The Vatican's finance chief, Australia's highest ranking Roman Catholic and one of Pope Francis' most senior advisors, Cardinal George Pell, has been charged with multiple sex offenses by Australian police in the latest blow to the Vatican’s attempts to put decades of child sex abuse scandals behind it.
"Cardinal Pell is facing multiple charges in respect of historic sexual offenses," Victoria state police deputy commissioner Shane Patton said, following a police investigation that followed the same processes and procedures applied in other sex abuse cases. Cardinal Pell has been summoned to appear in court in Melbourne on July 18 to face the charges, which relate to complaints made by more than one person, according to the FT. To attend the hearing the 76-year-old would have to return to Australia from Rome, where he has been tasked by the Pope with cleaning up the Vatican’s finances.
“He is to appear in Melbourne magistrates’ court on July 18 in a filing hearing and it relates to multiple charges and multiple complainants,” added Patton.
There might be up to 10 alleged victims, Australian news website News.com.au reports, adding that they were minors at the time of the alleged assaults and are now aged from their late 20s to their early 50s. The allegations are believed to stretch from the time that Pell was a priest in the Australian town of Ballarat to when he was Archbishop of Melbourne. It is alleged that the cardinal groomed boys at a swimming pool in Ballarat in the 1970s and committed sexual assaults at St Patrick’s Cathedral in Melbourne, according to The Australian.

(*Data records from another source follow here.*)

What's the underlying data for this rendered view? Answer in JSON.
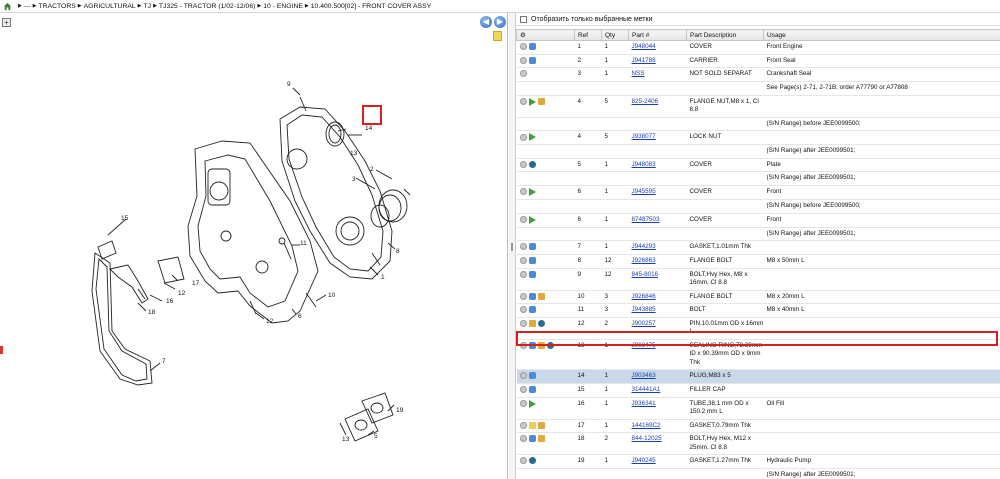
{
  "breadcrumb": [
    "---",
    "TRACTORS",
    "AGRICULTURAL",
    "TJ",
    "TJ325 - TRACTOR (1/02-12/06)",
    "10 - ENGINE",
    "10.400.500[02] - FRONT COVER ASSY"
  ],
  "filter": {
    "label": "Отобразить только выбранные метки"
  },
  "columns": [
    "Ref",
    "Qty",
    "Part #",
    "Part Description",
    "Usage"
  ],
  "rows": [
    {
      "icons": [
        "opt",
        "info"
      ],
      "ref": "1",
      "qty": "1",
      "part": "J948044",
      "desc": "COVER",
      "usage": "Front Engine"
    },
    {
      "icons": [
        "opt",
        "info"
      ],
      "ref": "2",
      "qty": "1",
      "part": "J941788",
      "desc": "CARRIER",
      "usage": "Front Seal"
    },
    {
      "icons": [
        "opt"
      ],
      "ref": "3",
      "qty": "1",
      "part": "NSS",
      "desc": "NOT SOLD SEPARAT",
      "usage": "Crankshaft Seal"
    },
    {
      "icons": [],
      "ref": "",
      "qty": "",
      "part": "",
      "desc": "",
      "usage": "See Page(s) 2-71, 2-71B; order A77790 or A77808"
    },
    {
      "icons": [
        "opt",
        "arrow",
        "box"
      ],
      "ref": "4",
      "qty": "5",
      "part": "825-2406",
      "desc": "FLANGE NUT,M8 x 1, Cl 8.8",
      "usage": ""
    },
    {
      "icons": [],
      "ref": "",
      "qty": "",
      "part": "",
      "desc": "",
      "usage": "(S/N Range) before JEE0099500;"
    },
    {
      "icons": [
        "opt",
        "arrow"
      ],
      "ref": "4",
      "qty": "5",
      "part": "J938077",
      "desc": "LOCK NUT",
      "usage": ""
    },
    {
      "icons": [],
      "ref": "",
      "qty": "",
      "part": "",
      "desc": "",
      "usage": "(S/N Range) after JEE0099501;"
    },
    {
      "icons": [
        "opt",
        "globe"
      ],
      "ref": "5",
      "qty": "1",
      "part": "J948083",
      "desc": "COVER",
      "usage": "Plate"
    },
    {
      "icons": [],
      "ref": "",
      "qty": "",
      "part": "",
      "desc": "",
      "usage": "(S/N Range) after JEE0099501;"
    },
    {
      "icons": [
        "opt",
        "arrow"
      ],
      "ref": "6",
      "qty": "1",
      "part": "J945595",
      "desc": "COVER",
      "usage": "Front"
    },
    {
      "icons": [],
      "ref": "",
      "qty": "",
      "part": "",
      "desc": "",
      "usage": "(S/N Range) before JEE0099500;"
    },
    {
      "icons": [
        "opt",
        "arrow"
      ],
      "ref": "6",
      "qty": "1",
      "part": "87487503",
      "desc": "COVER",
      "usage": "Front"
    },
    {
      "icons": [],
      "ref": "",
      "qty": "",
      "part": "",
      "desc": "",
      "usage": "(S/N Range) after JEE0099501;"
    },
    {
      "icons": [
        "opt",
        "info"
      ],
      "ref": "7",
      "qty": "1",
      "part": "J944293",
      "desc": "GASKET,1.01mm Thk",
      "usage": ""
    },
    {
      "icons": [
        "opt",
        "info"
      ],
      "ref": "8",
      "qty": "12",
      "part": "J926863",
      "desc": "FLANGE BOLT",
      "usage": "M8 x 50mm L"
    },
    {
      "icons": [
        "opt",
        "info"
      ],
      "ref": "9",
      "qty": "12",
      "part": "845-8016",
      "desc": "BOLT,Hvy Hex, M8 x 16mm, Cl 8.8",
      "usage": ""
    },
    {
      "icons": [
        "opt",
        "info",
        "box"
      ],
      "ref": "10",
      "qty": "3",
      "part": "J926846",
      "desc": "FLANGE BOLT",
      "usage": "M8 x 20mm L"
    },
    {
      "icons": [
        "opt",
        "info"
      ],
      "ref": "11",
      "qty": "3",
      "part": "J943885",
      "desc": "BOLT",
      "usage": "M8 x 40mm L"
    },
    {
      "icons": [
        "opt",
        "box",
        "globe"
      ],
      "ref": "12",
      "qty": "2",
      "part": "J900257",
      "desc": "PIN,10.01mm OD x 16mm L",
      "usage": ""
    },
    {
      "icons": [
        "opt",
        "info",
        "box",
        "globe"
      ],
      "ref": "13",
      "qty": "1",
      "part": "J903475",
      "desc": "SEALING RING,72.39mm ID x 90.39mm OD x 9mm Thk",
      "usage": ""
    },
    {
      "icons": [
        "opt",
        "info"
      ],
      "ref": "14",
      "qty": "1",
      "part": "J903463",
      "desc": "PLUG,M83 x 5",
      "usage": "",
      "highlight": true
    },
    {
      "icons": [
        "opt",
        "info"
      ],
      "ref": "15",
      "qty": "1",
      "part": "314441A1",
      "desc": "FILLER CAP",
      "usage": ""
    },
    {
      "icons": [
        "opt",
        "arrow"
      ],
      "ref": "16",
      "qty": "1",
      "part": "J936341",
      "desc": "TUBE,38.1 mm OD x 150.2 mm L",
      "usage": "Oil Fill"
    },
    {
      "icons": [
        "opt",
        "note",
        "box"
      ],
      "ref": "17",
      "qty": "1",
      "part": "144169C2",
      "desc": "GASKET,0.79mm Thk",
      "usage": ""
    },
    {
      "icons": [
        "opt",
        "info",
        "box"
      ],
      "ref": "18",
      "qty": "2",
      "part": "844-12025",
      "desc": "BOLT,Hvy Hex, M12 x 25mm, Cl 8.8",
      "usage": ""
    },
    {
      "icons": [
        "opt",
        "globe"
      ],
      "ref": "19",
      "qty": "1",
      "part": "J940245",
      "desc": "GASKET,1.27mm Thk",
      "usage": "Hydraulic Pump"
    },
    {
      "icons": [],
      "ref": "",
      "qty": "",
      "part": "",
      "desc": "",
      "usage": "(S/N Range) after JEE0099501;"
    }
  ],
  "callouts": [
    "9",
    "13",
    "14",
    "3",
    "2",
    "15",
    "11",
    "8",
    "1",
    "17",
    "12",
    "16",
    "18",
    "10",
    "6",
    "12",
    "7",
    "5",
    "19",
    "13"
  ]
}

Since 2014, Pell has lived in the Vatican, with which Australia has no extradition treaty, meaning the cardinal could potentially avoid prosecution if he chose not to return to his home country. However, the Australian Catholic Church said in a statement Thursday that the cardinal "will return to Australia, as soon as possible, to clear his name."
"He said he is looking forward to his day in court and will defend the charges vigorously," the statement added.

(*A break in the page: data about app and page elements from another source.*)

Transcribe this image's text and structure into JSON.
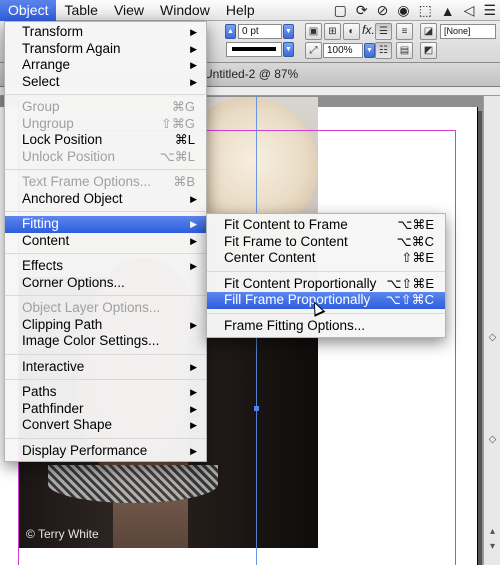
{
  "menubar": {
    "items": [
      "Object",
      "Table",
      "View",
      "Window",
      "Help"
    ],
    "status_icons": [
      "▢",
      "⟳",
      "⊘",
      "◉",
      "⬚",
      "▲",
      "◁",
      "☰"
    ]
  },
  "control_panel": {
    "stroke_weight": "0 pt",
    "zoom_percent": "100%",
    "swatch": "[None]"
  },
  "document": {
    "title": "Untitled-2 @ 87%",
    "copyright": "© Terry White"
  },
  "object_menu": {
    "items": [
      {
        "label": "Transform",
        "shortcut": "",
        "submenu": true,
        "disabled": false
      },
      {
        "label": "Transform Again",
        "shortcut": "",
        "submenu": true,
        "disabled": false
      },
      {
        "label": "Arrange",
        "shortcut": "",
        "submenu": true,
        "disabled": false
      },
      {
        "label": "Select",
        "shortcut": "",
        "submenu": true,
        "disabled": false
      },
      {
        "separator": true
      },
      {
        "label": "Group",
        "shortcut": "⌘G",
        "submenu": false,
        "disabled": true
      },
      {
        "label": "Ungroup",
        "shortcut": "⇧⌘G",
        "submenu": false,
        "disabled": true
      },
      {
        "label": "Lock Position",
        "shortcut": "⌘L",
        "submenu": false,
        "disabled": false
      },
      {
        "label": "Unlock Position",
        "shortcut": "⌥⌘L",
        "submenu": false,
        "disabled": true
      },
      {
        "separator": true
      },
      {
        "label": "Text Frame Options...",
        "shortcut": "⌘B",
        "submenu": false,
        "disabled": true
      },
      {
        "label": "Anchored Object",
        "shortcut": "",
        "submenu": true,
        "disabled": false
      },
      {
        "separator": true
      },
      {
        "label": "Fitting",
        "shortcut": "",
        "submenu": true,
        "disabled": false,
        "highlighted": true
      },
      {
        "label": "Content",
        "shortcut": "",
        "submenu": true,
        "disabled": false
      },
      {
        "separator": true
      },
      {
        "label": "Effects",
        "shortcut": "",
        "submenu": true,
        "disabled": false
      },
      {
        "label": "Corner Options...",
        "shortcut": "",
        "submenu": false,
        "disabled": false
      },
      {
        "separator": true
      },
      {
        "label": "Object Layer Options...",
        "shortcut": "",
        "submenu": false,
        "disabled": true
      },
      {
        "label": "Clipping Path",
        "shortcut": "",
        "submenu": true,
        "disabled": false
      },
      {
        "label": "Image Color Settings...",
        "shortcut": "",
        "submenu": false,
        "disabled": false
      },
      {
        "separator": true
      },
      {
        "label": "Interactive",
        "shortcut": "",
        "submenu": true,
        "disabled": false
      },
      {
        "separator": true
      },
      {
        "label": "Paths",
        "shortcut": "",
        "submenu": true,
        "disabled": false
      },
      {
        "label": "Pathfinder",
        "shortcut": "",
        "submenu": true,
        "disabled": false
      },
      {
        "label": "Convert Shape",
        "shortcut": "",
        "submenu": true,
        "disabled": false
      },
      {
        "separator": true
      },
      {
        "label": "Display Performance",
        "shortcut": "",
        "submenu": true,
        "disabled": false
      }
    ]
  },
  "fitting_menu": {
    "items": [
      {
        "label": "Fit Content to Frame",
        "shortcut": "⌥⌘E"
      },
      {
        "label": "Fit Frame to Content",
        "shortcut": "⌥⌘C"
      },
      {
        "label": "Center Content",
        "shortcut": "⇧⌘E"
      },
      {
        "separator": true
      },
      {
        "label": "Fit Content Proportionally",
        "shortcut": "⌥⇧⌘E"
      },
      {
        "label": "Fill Frame Proportionally",
        "shortcut": "⌥⇧⌘C",
        "highlighted": true
      },
      {
        "separator": true
      },
      {
        "label": "Frame Fitting Options...",
        "shortcut": ""
      }
    ]
  },
  "colors": {
    "highlight": "#2e5ddd",
    "guides": "#d040d0",
    "frame_edge": "#5b8de0"
  }
}
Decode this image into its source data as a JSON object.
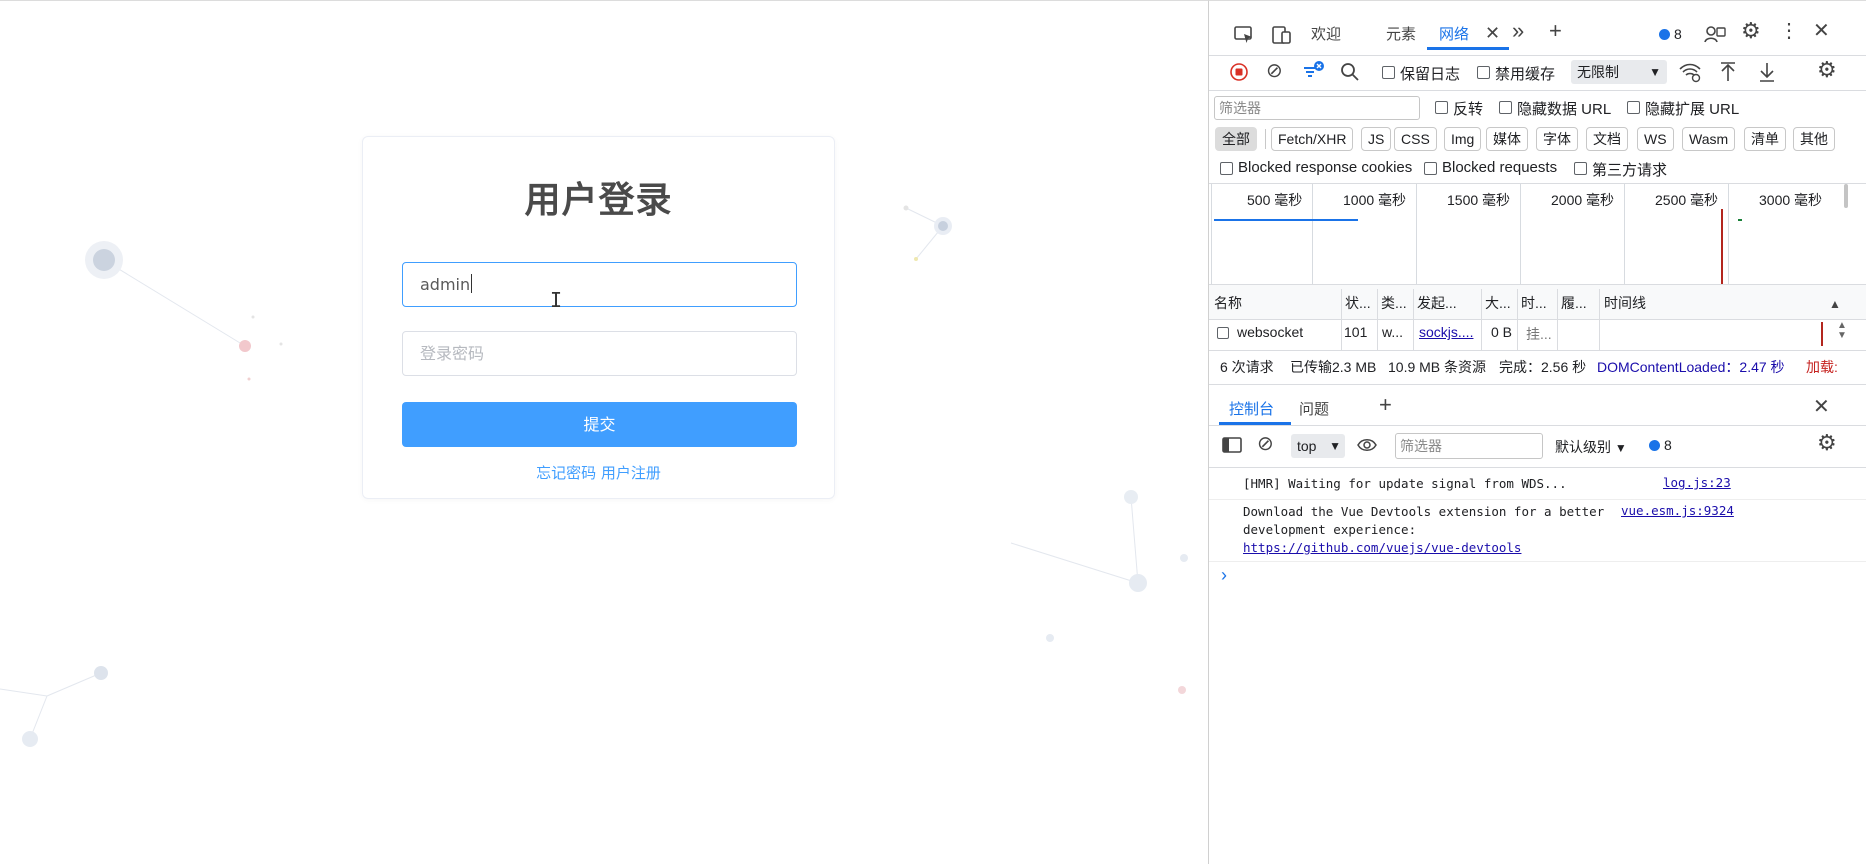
{
  "login": {
    "title": "用户登录",
    "username_value": "admin",
    "password_placeholder": "登录密码",
    "submit_label": "提交",
    "forgot_link": "忘记密码",
    "register_link": "用户注册"
  },
  "devtools": {
    "tabs": [
      "欢迎",
      "元素",
      "网络"
    ],
    "active_tab": "网络",
    "issues_count": "8",
    "toolbar": {
      "preserve_log": "保留日志",
      "disable_cache": "禁用缓存",
      "throttle": "无限制"
    },
    "filter": {
      "placeholder": "筛选器",
      "invert": "反转",
      "hide_data_url": "隐藏数据 URL",
      "hide_ext_url": "隐藏扩展 URL"
    },
    "type_chips": [
      "全部",
      "Fetch/XHR",
      "JS",
      "CSS",
      "Img",
      "媒体",
      "字体",
      "文档",
      "WS",
      "Wasm",
      "清单",
      "其他"
    ],
    "blocked": {
      "cookies": "Blocked response cookies",
      "requests": "Blocked requests",
      "third_party": "第三方请求"
    },
    "timeline_ticks": [
      "500  毫秒",
      "1000  毫秒",
      "1500  毫秒",
      "2000  毫秒",
      "2500  毫秒",
      "3000  毫秒"
    ],
    "columns": [
      "名称",
      "状...",
      "类...",
      "发起...",
      "大...",
      "时...",
      "履...",
      "时间线"
    ],
    "rows": [
      {
        "name": "websocket",
        "status": "101",
        "type": "w...",
        "initiator": "sockjs....",
        "size": "0 B",
        "time": "挂..."
      }
    ],
    "summary": {
      "requests": "6 次请求",
      "transferred": "已传输2.3 MB",
      "resources": "10.9 MB 条资源",
      "finish": "完成：2.56 秒",
      "dcl": "DOMContentLoaded：2.47 秒",
      "load": "加载:"
    },
    "drawer": {
      "tabs": [
        "控制台",
        "问题"
      ],
      "context": "top",
      "filter_placeholder": "筛选器",
      "level": "默认级别",
      "issues_count": "8",
      "messages": [
        {
          "text": "[HMR] Waiting for update signal from WDS...",
          "source": "log.js:23"
        },
        {
          "text": "Download the Vue Devtools extension for a better\ndevelopment experience:",
          "link": "https://github.com/vuejs/vue-devtools",
          "source": "vue.esm.js:9324"
        }
      ]
    }
  }
}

Over the past 18 months Cardinal Pell has publicly denied sex abuse allegations that were leaked to the Australian media. In July, ABC, the Australian state broadcaster, interviewed two complainants, Lyndon Monument and Damian Dignan, about alleged inappropriate touching at a Ballarat swimming pool in the 1970s. They both allege the cardinal touched their genitals while playing a game in the pool where he would throw them and the other boys up in the air. Cardinal Pell has repeatedly denied these allegations.
When news of the police probe initially emerged last year, Cardinal Pell wrote to Robin Scott, Victoria’s acting minister of police. He formally requested an inquiry into the “maliciously timed leaking of details of a police investigation into purported allegations” against him.
In a statement issued by the Catholic Archdiocese of Sydney, Cardinal Pell said he “strenuously denied” all the allegations.“Cardinal Pell will return to Australia, as soon as possible, to clear his name following advice and approval by his doctors who will also advise on his travel arrangements,” said the statement.